TASK DETAILS: Each line of the listing that contains the word "title" is to be copied.

SUPPLIED DATA:

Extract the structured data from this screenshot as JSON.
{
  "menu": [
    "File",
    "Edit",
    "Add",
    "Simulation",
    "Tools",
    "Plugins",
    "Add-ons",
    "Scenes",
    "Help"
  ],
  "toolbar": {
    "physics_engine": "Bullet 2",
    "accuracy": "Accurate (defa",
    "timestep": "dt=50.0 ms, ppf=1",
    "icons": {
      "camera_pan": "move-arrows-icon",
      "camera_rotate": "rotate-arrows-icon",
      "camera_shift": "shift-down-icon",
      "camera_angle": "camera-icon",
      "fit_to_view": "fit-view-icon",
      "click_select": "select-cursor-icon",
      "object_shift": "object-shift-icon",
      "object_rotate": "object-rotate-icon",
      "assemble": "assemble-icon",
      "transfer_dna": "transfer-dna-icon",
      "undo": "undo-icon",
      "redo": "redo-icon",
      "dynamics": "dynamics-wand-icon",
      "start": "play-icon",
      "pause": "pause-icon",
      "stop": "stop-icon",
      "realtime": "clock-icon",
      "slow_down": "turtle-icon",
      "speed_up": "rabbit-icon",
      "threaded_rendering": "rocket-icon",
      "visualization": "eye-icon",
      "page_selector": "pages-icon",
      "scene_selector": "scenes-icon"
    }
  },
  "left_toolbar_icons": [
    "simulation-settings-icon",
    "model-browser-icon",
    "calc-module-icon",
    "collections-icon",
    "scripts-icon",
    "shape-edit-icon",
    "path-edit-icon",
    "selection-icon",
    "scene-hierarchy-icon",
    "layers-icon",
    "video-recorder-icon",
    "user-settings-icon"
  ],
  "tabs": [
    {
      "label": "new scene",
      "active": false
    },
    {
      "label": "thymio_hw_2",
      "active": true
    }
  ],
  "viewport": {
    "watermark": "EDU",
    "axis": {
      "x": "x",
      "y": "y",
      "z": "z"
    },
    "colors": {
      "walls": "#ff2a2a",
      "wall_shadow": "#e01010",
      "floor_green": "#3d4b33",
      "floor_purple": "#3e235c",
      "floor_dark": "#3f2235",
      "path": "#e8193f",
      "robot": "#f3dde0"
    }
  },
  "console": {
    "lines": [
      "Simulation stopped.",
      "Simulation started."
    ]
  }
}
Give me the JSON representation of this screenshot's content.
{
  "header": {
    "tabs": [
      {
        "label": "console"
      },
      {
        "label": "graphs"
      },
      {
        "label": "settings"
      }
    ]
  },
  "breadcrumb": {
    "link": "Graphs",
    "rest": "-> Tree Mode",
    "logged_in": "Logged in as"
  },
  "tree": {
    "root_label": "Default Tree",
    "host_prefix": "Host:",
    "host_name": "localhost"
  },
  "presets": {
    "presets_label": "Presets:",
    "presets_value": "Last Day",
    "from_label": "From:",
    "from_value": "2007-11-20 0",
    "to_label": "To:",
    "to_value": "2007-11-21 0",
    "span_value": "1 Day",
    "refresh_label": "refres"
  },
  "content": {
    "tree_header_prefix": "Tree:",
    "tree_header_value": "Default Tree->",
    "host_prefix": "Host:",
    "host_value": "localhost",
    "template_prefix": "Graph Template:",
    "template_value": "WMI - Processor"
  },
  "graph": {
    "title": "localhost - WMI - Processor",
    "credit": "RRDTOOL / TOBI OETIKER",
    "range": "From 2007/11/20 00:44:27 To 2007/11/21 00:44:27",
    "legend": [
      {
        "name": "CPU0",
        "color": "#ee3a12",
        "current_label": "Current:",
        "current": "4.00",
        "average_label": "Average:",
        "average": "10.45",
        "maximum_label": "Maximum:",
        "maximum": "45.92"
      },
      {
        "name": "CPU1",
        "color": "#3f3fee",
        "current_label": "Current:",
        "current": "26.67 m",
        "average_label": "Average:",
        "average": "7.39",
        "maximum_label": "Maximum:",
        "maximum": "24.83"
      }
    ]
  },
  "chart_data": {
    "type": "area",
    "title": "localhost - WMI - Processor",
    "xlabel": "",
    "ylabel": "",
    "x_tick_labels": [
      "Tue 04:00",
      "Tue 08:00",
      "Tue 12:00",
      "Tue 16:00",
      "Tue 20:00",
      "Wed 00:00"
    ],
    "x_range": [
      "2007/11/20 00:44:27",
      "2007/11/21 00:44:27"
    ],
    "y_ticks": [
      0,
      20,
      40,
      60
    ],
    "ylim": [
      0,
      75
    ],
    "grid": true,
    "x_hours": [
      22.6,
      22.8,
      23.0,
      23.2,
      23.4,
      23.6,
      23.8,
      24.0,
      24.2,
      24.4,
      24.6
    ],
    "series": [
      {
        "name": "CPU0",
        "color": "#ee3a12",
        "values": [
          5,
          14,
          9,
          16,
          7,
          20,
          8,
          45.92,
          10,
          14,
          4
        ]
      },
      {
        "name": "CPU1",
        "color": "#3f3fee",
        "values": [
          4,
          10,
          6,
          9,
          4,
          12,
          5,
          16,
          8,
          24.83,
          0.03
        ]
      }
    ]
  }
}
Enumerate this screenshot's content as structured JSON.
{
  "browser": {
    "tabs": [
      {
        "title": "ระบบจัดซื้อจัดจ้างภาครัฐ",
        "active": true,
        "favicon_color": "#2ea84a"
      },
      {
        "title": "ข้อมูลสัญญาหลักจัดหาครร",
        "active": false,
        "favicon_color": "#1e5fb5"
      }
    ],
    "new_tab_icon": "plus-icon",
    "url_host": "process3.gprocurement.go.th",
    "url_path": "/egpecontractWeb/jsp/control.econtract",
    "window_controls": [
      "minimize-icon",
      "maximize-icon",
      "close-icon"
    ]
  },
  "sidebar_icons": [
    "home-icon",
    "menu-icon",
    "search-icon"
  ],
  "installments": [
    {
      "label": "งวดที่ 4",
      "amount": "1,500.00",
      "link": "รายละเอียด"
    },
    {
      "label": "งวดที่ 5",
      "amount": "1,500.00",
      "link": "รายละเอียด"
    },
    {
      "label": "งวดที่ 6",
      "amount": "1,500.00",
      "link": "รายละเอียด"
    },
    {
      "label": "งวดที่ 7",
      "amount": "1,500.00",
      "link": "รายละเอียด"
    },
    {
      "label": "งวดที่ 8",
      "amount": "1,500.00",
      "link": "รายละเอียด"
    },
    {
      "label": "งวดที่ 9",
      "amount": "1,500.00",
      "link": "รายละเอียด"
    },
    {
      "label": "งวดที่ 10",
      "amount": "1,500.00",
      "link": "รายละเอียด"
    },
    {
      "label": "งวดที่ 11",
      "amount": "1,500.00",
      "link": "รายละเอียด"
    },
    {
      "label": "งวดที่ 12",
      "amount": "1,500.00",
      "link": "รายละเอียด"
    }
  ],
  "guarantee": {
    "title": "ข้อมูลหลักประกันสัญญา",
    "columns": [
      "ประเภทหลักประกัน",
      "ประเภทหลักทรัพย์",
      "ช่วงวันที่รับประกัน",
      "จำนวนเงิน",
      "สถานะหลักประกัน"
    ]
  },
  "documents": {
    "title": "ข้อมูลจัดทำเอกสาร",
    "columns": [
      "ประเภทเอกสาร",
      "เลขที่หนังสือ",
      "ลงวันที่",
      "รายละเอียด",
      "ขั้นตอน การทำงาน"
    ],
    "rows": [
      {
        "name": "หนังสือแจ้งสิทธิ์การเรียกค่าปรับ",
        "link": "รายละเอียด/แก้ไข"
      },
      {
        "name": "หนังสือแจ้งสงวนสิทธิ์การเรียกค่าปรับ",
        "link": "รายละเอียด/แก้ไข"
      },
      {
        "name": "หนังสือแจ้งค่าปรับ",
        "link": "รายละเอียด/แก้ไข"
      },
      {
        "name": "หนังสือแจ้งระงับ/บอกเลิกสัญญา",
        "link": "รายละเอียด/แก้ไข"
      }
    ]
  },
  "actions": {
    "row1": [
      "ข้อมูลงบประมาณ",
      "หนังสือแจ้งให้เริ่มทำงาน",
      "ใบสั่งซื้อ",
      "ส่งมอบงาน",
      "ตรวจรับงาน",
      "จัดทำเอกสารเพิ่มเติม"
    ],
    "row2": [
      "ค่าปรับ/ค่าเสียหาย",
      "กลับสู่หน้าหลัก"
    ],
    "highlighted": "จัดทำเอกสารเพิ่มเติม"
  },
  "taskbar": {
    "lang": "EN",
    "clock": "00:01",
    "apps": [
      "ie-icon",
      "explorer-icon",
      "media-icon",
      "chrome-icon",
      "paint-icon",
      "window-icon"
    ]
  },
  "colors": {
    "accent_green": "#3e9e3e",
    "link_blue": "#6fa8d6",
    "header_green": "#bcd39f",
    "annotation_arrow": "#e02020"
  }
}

RESULT OF THE TASK:
    "title": "localhost - WMI - Processor",
    "title": "localhost - WMI - Processor",
        "title": "ระบบจัดซื้อจัดจ้างภาครัฐ",
        "title": "ข้อมูลสัญญาหลักจัดหาครร",
    "title": "ข้อมูลหลักประกันสัญญา",
    "title": "ข้อมูลจัดทำเอกสาร",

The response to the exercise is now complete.